Of course, I always want students to ask questions in class. I welcome all questions, because they show engagement with the class (even if superficial), but I do certainly savor the insightful, penetrating student question that takes discussion to the next level.
On a bigger scale, I want my class to be about students’ questions so that the topics feel relevant and interesting to them. I don’t always know what students want to know or to be able to do after the end of a course. I often do surveys at the start of a semester to see what they’re thinking. And, naturally, I’ll always need to supplement their interests with other things they didn’t know they’d be interested in; they don’t know what they don’t know yet. But I want their curiosity to guide a great deal of our class.
I tried one semester to designate a question of the day for each class session on the schedule.
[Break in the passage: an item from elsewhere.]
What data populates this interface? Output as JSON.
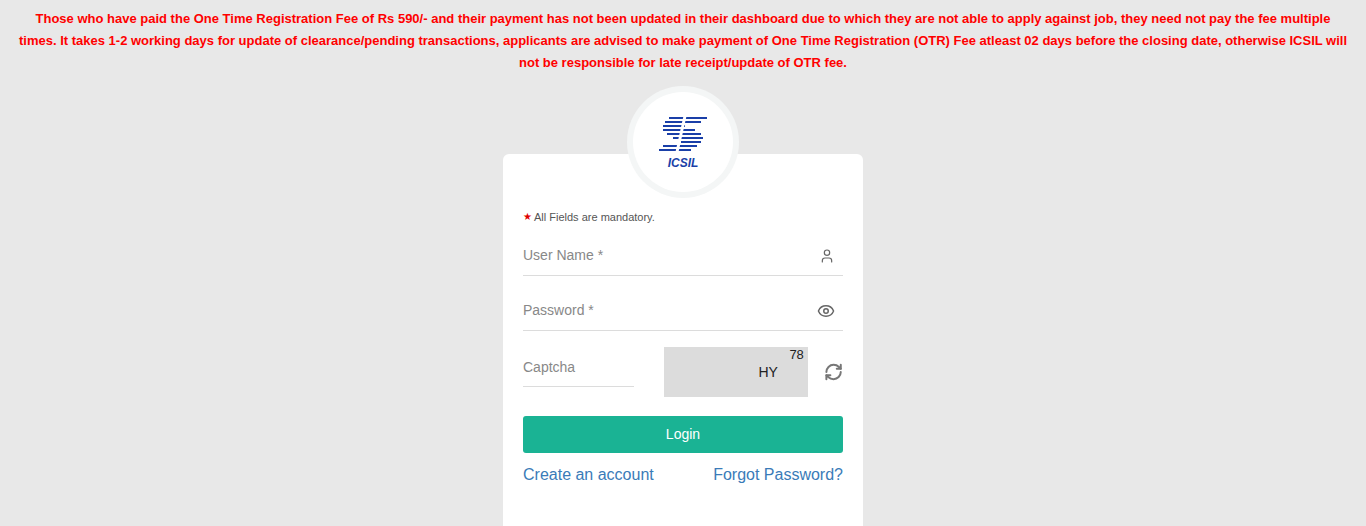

We ended up talking about different things than my questions had originally mentioned. Again, though, that’s me imposing my questions on the class.
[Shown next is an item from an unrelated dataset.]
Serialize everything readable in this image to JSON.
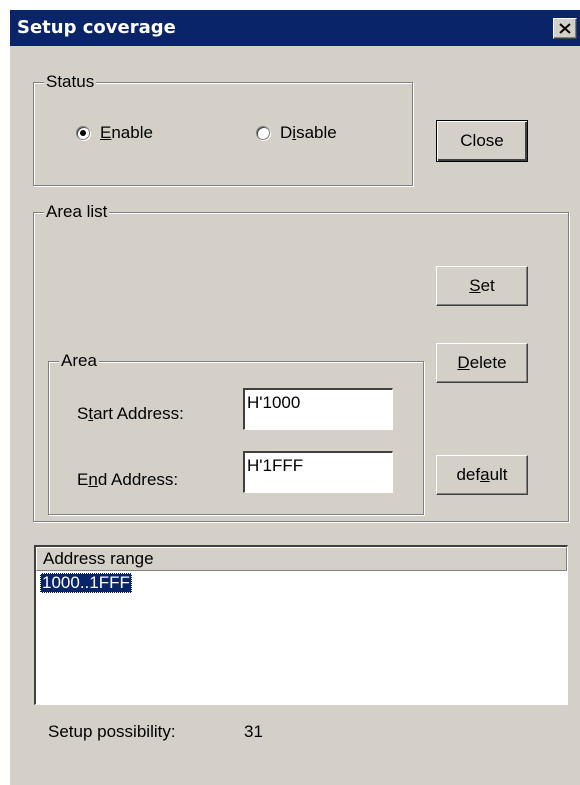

I really like this idea from the Teaching Professor blog by Maryellen Weimer at Faculty Focus, which combines a question from the professor with students’ own questions, generated after they have gained knowledge about the subject:
Victoria Costa writes about teaching introductory biology and chemistry courses to nonscience majors and beginning the courses with what she calls a course question: “How does chemistry (or biology, depending on the course) impact my personal life and society?” This question forms the basis of the course final, provides the framework within which students pose for themselves a “personal perplexity” or question of particular interest to them. In their final, an essay, they explain this question’s relevance to them and society, and they use course content to explore the question’s answer.
Costa’s course assignments also connect to the “course question.”
This semester, I’ve had my grad students in Qualitative Methods submit five questions about their assigned readings instead of the assignment I’ve previously used, which was a one-page response to the readings. I read over the students’ questions and use them in class. The questions highlight their areas of uncertainty, make connections among the readings, and help me get everyone participating in discussion.
I have also had my 110-student undergraduate class divided into teams this semester and last fall. Each team of five students submits a form at the beginning of class that asks for a discussion question related to the reading. I read the forms as they finish them, highlight interesting or recurring ones, and talk those over with the class before we begin the rest of the day’s activities. This has also been pretty successful.
I know many faculty bemoan students’ seeming lack of curiosity about the subjects we teach, but if we get them started by asking them to take time to examine their knowledge and think about the topic’s complexity, they often find provocative and fun issues to ask about.
I’ve struggled, though, with finding more ways to elicit and integrate students’ own interests and questions into our class — particularly in the large undergraduate class I teach, and especially “on the fly,” when questions are sparse in the middle of an activity or a lecture portion in class.
What other methods have you used to help students’ questions guide your courses and class sessions, and to keep the questions and curiosity flowing?